Eating City Coordinator

Eating City’s contribution: In the specific context of the opportunities and challenges faced by Alternative Food Systems the potential effect of Sustainable Public Food Services needs to be underlined. We often speak about the leverage effect of Public Food Services in the terms of its dimension. If considered as a whole, it is legitimate to consider it as the largest European restaurant : 90 million meals are served daily within social food services, 1 European citizen out of 5 or 6 are  concerned daily.

The dimension of Public Food Services:

It can be estimated that a city of 1 million inhabitants spends 45 milion euros for school meals and 20 million more for hospitals and care homes… However, we must be aware these are approximate data, for instance in terms of turnover, no NACE code is identifying this activity andcertainly it could be a good start to create one in order to properly assess this economic activity.  Expertise is needed to aggregate numbers of such multi-faceted activity as a whole and to correctly analyse data.

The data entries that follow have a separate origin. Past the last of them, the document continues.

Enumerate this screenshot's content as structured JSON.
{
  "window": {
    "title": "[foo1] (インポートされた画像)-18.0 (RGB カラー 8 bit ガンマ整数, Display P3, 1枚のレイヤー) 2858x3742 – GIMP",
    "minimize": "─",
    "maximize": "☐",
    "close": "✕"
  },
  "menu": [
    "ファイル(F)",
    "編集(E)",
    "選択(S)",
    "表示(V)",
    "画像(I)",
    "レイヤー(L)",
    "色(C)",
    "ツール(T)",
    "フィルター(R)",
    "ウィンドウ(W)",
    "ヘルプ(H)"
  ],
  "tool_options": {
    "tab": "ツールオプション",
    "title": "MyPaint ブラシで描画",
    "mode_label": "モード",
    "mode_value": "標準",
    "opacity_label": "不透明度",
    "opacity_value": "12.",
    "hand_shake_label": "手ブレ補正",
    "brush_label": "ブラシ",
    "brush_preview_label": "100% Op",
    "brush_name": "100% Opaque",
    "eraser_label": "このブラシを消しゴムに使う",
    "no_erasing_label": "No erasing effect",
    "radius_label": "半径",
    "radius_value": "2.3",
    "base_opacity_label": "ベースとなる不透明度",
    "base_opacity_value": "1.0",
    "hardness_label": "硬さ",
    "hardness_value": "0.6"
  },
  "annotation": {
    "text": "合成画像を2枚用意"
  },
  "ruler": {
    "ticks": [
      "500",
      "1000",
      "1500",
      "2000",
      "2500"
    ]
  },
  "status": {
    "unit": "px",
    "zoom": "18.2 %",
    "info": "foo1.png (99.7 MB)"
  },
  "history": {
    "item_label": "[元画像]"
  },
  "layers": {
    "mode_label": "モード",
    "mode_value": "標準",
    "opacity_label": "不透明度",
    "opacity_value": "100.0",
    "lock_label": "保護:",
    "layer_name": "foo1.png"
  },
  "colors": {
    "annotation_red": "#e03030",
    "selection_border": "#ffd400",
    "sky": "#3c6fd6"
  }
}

About Green Public Procurement 
Green Public Procurement is a voluntary tool that can used to introduce sustainability in Public Food Services. Regarding its application and the original expectations, it drives a slow process of change, mainly for the following reasons:
– Food is a complex matter and the persons in charge of tenders contents are insufficiently prepared and trained: they would need more time to work on a strategy and would greatly benefit from exchanges with their colleagues.
– To use efficiently the tool of GPP, ideally, public bodies would need to design strategy based on a vision an action plan with short, medium and long term objectives but this is barely the case.

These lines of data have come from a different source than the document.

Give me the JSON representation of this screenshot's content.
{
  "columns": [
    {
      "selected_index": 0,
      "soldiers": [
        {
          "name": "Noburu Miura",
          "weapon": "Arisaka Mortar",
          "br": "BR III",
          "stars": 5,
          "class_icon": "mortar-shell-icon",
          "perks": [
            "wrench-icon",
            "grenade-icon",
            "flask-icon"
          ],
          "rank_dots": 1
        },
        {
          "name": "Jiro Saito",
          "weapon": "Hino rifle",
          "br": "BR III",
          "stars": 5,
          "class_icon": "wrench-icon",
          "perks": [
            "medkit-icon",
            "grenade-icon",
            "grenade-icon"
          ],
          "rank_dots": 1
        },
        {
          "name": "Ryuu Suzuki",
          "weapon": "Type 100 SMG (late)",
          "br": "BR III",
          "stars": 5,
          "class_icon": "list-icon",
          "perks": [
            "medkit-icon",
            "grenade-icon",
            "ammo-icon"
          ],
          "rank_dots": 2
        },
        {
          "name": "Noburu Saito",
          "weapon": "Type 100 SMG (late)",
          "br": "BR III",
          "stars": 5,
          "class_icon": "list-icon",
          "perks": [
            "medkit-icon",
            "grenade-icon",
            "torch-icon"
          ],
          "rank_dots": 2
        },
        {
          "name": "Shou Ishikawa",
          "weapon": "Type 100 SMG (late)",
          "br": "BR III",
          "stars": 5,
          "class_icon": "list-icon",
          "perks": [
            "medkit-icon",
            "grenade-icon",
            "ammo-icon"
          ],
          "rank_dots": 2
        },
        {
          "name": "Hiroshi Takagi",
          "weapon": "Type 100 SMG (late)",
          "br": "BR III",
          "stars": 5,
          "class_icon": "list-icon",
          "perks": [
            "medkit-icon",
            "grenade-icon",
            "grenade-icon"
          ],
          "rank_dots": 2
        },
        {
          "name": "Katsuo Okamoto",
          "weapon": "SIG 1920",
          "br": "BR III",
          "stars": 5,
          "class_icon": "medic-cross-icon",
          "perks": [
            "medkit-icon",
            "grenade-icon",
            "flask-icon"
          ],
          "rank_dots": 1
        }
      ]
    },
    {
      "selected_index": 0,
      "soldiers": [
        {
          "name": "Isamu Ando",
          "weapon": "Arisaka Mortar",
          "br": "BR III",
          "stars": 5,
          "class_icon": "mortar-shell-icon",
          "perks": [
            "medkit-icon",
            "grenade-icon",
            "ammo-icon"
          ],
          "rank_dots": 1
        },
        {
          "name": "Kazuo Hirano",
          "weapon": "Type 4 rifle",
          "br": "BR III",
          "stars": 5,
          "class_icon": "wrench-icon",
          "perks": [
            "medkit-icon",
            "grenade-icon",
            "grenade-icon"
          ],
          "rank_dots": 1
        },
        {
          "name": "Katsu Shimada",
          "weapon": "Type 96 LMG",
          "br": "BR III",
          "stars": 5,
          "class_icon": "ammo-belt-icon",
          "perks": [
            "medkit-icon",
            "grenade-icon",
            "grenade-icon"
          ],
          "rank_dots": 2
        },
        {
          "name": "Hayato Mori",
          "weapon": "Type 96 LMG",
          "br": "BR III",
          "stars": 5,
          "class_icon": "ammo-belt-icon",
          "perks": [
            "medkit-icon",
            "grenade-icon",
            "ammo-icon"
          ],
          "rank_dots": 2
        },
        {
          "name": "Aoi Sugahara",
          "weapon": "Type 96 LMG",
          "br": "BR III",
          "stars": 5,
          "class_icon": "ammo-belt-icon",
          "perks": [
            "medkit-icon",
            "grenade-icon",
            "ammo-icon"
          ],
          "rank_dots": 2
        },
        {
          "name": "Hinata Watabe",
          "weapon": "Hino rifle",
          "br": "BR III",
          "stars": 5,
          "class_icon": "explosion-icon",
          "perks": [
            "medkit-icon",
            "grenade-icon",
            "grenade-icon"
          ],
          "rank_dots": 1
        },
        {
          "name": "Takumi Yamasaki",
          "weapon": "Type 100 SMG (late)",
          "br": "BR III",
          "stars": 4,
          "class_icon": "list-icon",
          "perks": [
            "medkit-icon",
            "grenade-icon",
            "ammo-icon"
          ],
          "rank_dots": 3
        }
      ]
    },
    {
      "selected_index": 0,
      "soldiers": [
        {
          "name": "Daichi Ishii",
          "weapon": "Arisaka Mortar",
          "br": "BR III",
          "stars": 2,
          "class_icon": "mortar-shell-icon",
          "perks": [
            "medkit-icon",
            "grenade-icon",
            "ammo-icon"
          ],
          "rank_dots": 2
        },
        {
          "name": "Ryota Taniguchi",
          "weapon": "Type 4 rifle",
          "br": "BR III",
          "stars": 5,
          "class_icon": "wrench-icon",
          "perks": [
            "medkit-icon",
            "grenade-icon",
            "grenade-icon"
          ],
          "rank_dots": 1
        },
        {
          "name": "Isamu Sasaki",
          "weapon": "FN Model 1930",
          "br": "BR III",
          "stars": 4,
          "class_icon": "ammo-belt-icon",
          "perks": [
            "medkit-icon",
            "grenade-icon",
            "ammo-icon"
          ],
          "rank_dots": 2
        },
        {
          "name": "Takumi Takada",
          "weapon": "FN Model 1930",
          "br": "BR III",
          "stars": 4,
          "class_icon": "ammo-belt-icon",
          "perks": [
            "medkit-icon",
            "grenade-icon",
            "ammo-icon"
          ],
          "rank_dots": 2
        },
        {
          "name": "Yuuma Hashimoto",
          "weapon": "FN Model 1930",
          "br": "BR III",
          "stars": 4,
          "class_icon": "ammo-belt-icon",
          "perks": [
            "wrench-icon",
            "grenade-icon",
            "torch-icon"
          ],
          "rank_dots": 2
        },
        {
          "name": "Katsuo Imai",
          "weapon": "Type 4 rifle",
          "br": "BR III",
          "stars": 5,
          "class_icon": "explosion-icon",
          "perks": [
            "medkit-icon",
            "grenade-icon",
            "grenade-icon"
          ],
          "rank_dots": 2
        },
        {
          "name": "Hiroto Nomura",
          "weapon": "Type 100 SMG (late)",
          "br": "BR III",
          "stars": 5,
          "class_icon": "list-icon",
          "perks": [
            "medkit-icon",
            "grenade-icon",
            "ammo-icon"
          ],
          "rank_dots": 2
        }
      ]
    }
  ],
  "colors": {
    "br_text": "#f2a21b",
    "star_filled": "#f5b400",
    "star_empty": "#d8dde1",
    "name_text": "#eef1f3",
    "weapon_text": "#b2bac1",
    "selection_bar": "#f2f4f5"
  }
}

Affordability of sustainable food
It is generally said that sustainable food is more expensive than other kind of food, certainly too expensive for public bodies to afford.
The truth is that in the past 20 years, through the industrialization of production processes public authorities have tended to reduce the money “in the plate” with the consequence of lowering ingredient quality and reducing staff qualifications in the kitchen,.
Fortunately, not everyone has followed this way and the demonstration has been made in several contexts that is possible, within normal budget, to increase service quality taking into account the synergy of sustainable development.This requires a complete rethinking and re-engineering of the service, mainly based on people skills.
Today we live in a world in which machines are becoming more and more intelligent and intuitive and can replace people: but this must not be the case of meals preparation.
If you ask yourself the following question : do you prefer a meal that is prepared by a skilled person, with fresh products or by a robot heating frozen food and mixing powders ?
And now why would you think that if it is not good for you, it should be good for your children at school or your parents who are maybe recovering in hospital?
We also need to remember that most of the gastronomic recipes which are so fashionable today, are at the origin from « poor kitchens » prepared from scratch with local and seasonal food. Therefore, it is possible to prepare good, healthy and nutrious meals based on traditional recipes at a good price, on the condition that skilled persons are in the kitchen.

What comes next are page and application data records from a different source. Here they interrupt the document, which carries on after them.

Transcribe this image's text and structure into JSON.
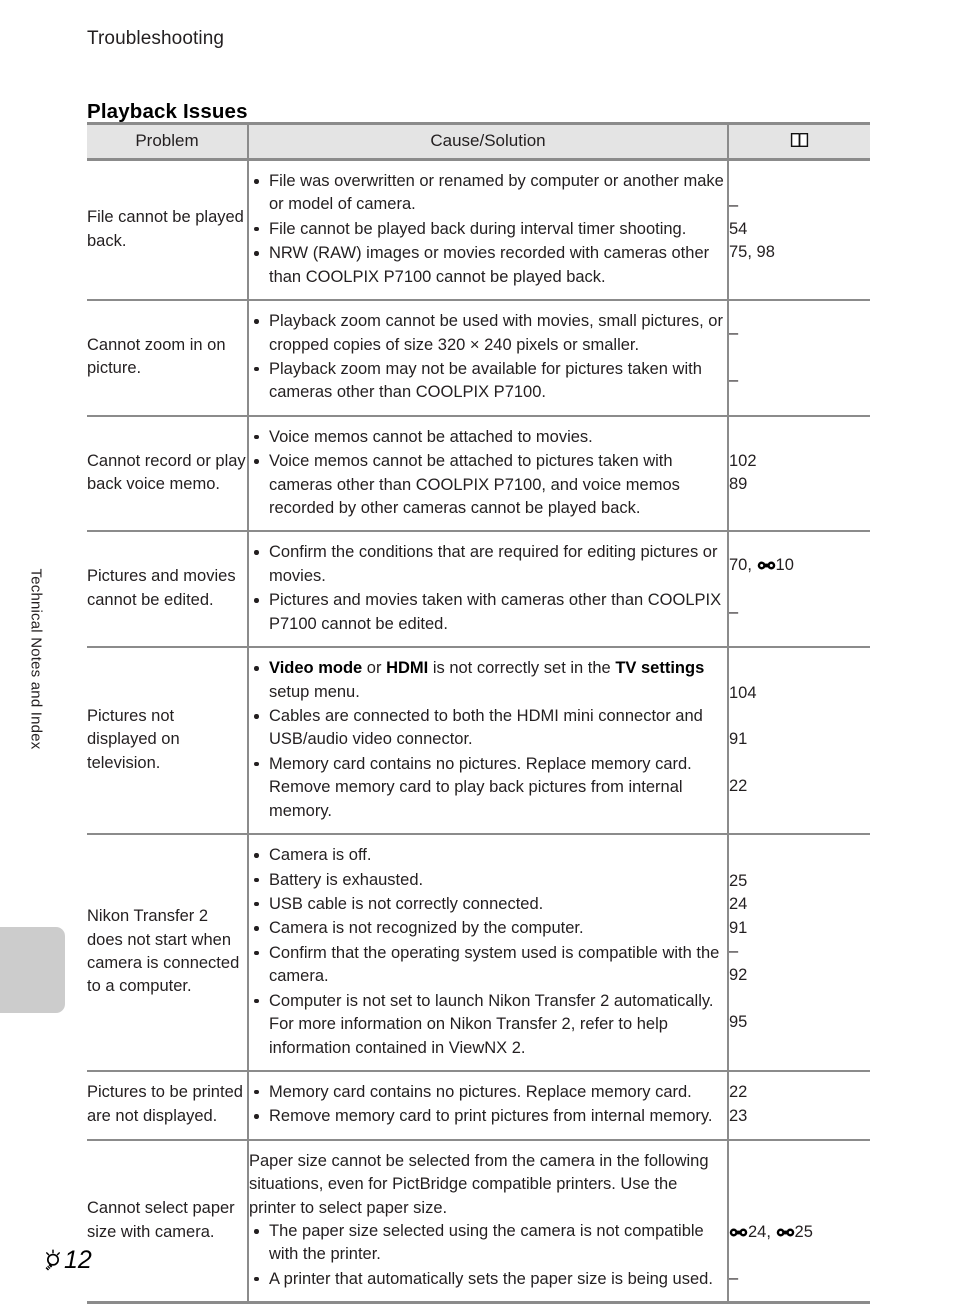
{
  "page": {
    "running_head": "Troubleshooting",
    "section_title": "Playback Issues",
    "side_tab_label": "Technical Notes and Index",
    "footer_icon": "lightbulb-icon",
    "footer_page": "12",
    "colors": {
      "header_background": "#e4e4e4",
      "rule": "#8b8b8b",
      "text": "#231f20",
      "side_tab": "#cccccc"
    }
  },
  "table": {
    "headers": {
      "problem": "Problem",
      "cause": "Cause/Solution",
      "reference_icon": "open-book-icon"
    },
    "rows": [
      {
        "problem": "File cannot be played back.",
        "lead": "",
        "bullets": [
          "File was overwritten or renamed by computer or another make or model of camera.",
          "File cannot be played back during interval timer shooting.",
          "NRW (RAW) images or movies recorded with cameras other than COOLPIX P7100 cannot be played back."
        ],
        "refs": [
          "–",
          "54",
          "75, 98"
        ]
      },
      {
        "problem": "Cannot zoom in on picture.",
        "lead": "",
        "bullets": [
          "Playback zoom cannot be used with movies, small pictures, or cropped copies of size 320 × 240 pixels or smaller.",
          "Playback zoom may not be available for pictures taken with cameras other than COOLPIX P7100."
        ],
        "refs": [
          "–",
          "",
          "–"
        ]
      },
      {
        "problem": "Cannot record or play back voice memo.",
        "lead": "",
        "bullets": [
          "Voice memos cannot be attached to movies.",
          "Voice memos cannot be attached to pictures taken with cameras other than COOLPIX P7100, and voice memos recorded by other cameras cannot be played back."
        ],
        "refs": [
          "102",
          "89"
        ]
      },
      {
        "problem": "Pictures and movies cannot be edited.",
        "lead": "",
        "bullets": [
          "Confirm the conditions that are required for editing pictures or movies.",
          "Pictures and movies taken with cameras other than COOLPIX P7100 cannot be edited."
        ],
        "refs": [
          "70, ❦E10",
          "",
          "–"
        ]
      },
      {
        "problem": "Pictures not displayed on television.",
        "lead": "",
        "bullets": [
          "<b>Video mode</b> or <b>HDMI</b> is not correctly set in the <b>TV settings</b> setup menu.",
          "Cables are connected to both the HDMI mini connector and USB/audio video connector.",
          "Memory card contains no pictures. Replace memory card. Remove memory card to play back pictures from internal memory."
        ],
        "refs": [
          "104",
          "",
          "91",
          "",
          "22"
        ]
      },
      {
        "problem": "Nikon Transfer 2 does not start when camera is connected to a computer.",
        "lead": "",
        "bullets": [
          "Camera is off.",
          "Battery is exhausted.",
          "USB cable is not correctly connected.",
          "Camera is not recognized by the computer.",
          "Confirm that the operating system used is compatible with the camera.",
          "Computer is not set to launch Nikon Transfer 2 automatically. For more information on Nikon Transfer 2, refer to help information contained in ViewNX 2."
        ],
        "refs": [
          "25",
          "24",
          "91",
          "–",
          "92",
          "",
          "95"
        ]
      },
      {
        "problem": "Pictures to be printed are not displayed.",
        "lead": "",
        "bullets": [
          "Memory card contains no pictures. Replace memory card.",
          "Remove memory card to print pictures from internal memory."
        ],
        "refs": [
          "22",
          "23"
        ]
      },
      {
        "problem": "Cannot select paper size with camera.",
        "lead": "Paper size cannot be selected from the camera in the following situations, even for PictBridge compatible printers. Use the printer to select paper size.",
        "bullets": [
          "The paper size selected using the camera is not compatible with the printer.",
          "A printer that automatically sets the paper size is being used."
        ],
        "refs": [
          "",
          "",
          "",
          "❦E24, ❦E25",
          "",
          "–"
        ]
      }
    ]
  }
}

The new paradigm
No one is talking about dismantling from today to tomorrow what has already been built up : this would be unreasonable. But the trend of innovation needs to change. The first of the class are not necessarily the usual ones. The less is the industrialization level and the easiest it will be to change the paradigm. We have here a renewed opportunity to engage a peer to peer dialogue between the different EU countries for the exchange of good practices.
Transition will necessarily have a cost. That is why the long term vision is so important. We need to shift from a model where food is only a cost to a model in which public food becomes an investment. The money spent to buy fresh food, to train staff (a few percent of the meal price) is indeed an investment to increase local employment, to foster regenerative food production, to promote health, to reduce food leftovers and generally to increase people welfare and satisfaction.
We enter here in a virtuous circle because of the difference between the mindset of a person who invests compared to a person who spends money with no particular expectations of added value.
Indeed, the investor wants to drive change : here is the real strength and leverage effect of Public Food Services.

Why should we need to demonstrate what is already common sense?
The ecological crisis brings Commons at the forefront. If goods are commodities, a good meal that arises from a flourishing food supply chain is certainly even more because it gives added value to environment, health, local jobs, alternative food supply chains, etc. Such added value however is very difficult to assess because of its consistent part of immateriality. We have already spent much time and effort to measure this added value looking for the best indicators to justify any financial/policy effort to achieve the change. Whereas this research is still going on and improving it must not become the alibi for status quo.

Advocacy today is about seriously taking into consideration the idea that Public Food Services could become a real political project everywhere in Europe, a service in the interest of the whole community such as education or health, a service which invests in regenerative food systems, which diffuses welfare and which increases awareness.

Author: Isabelle Lacourt – Eating City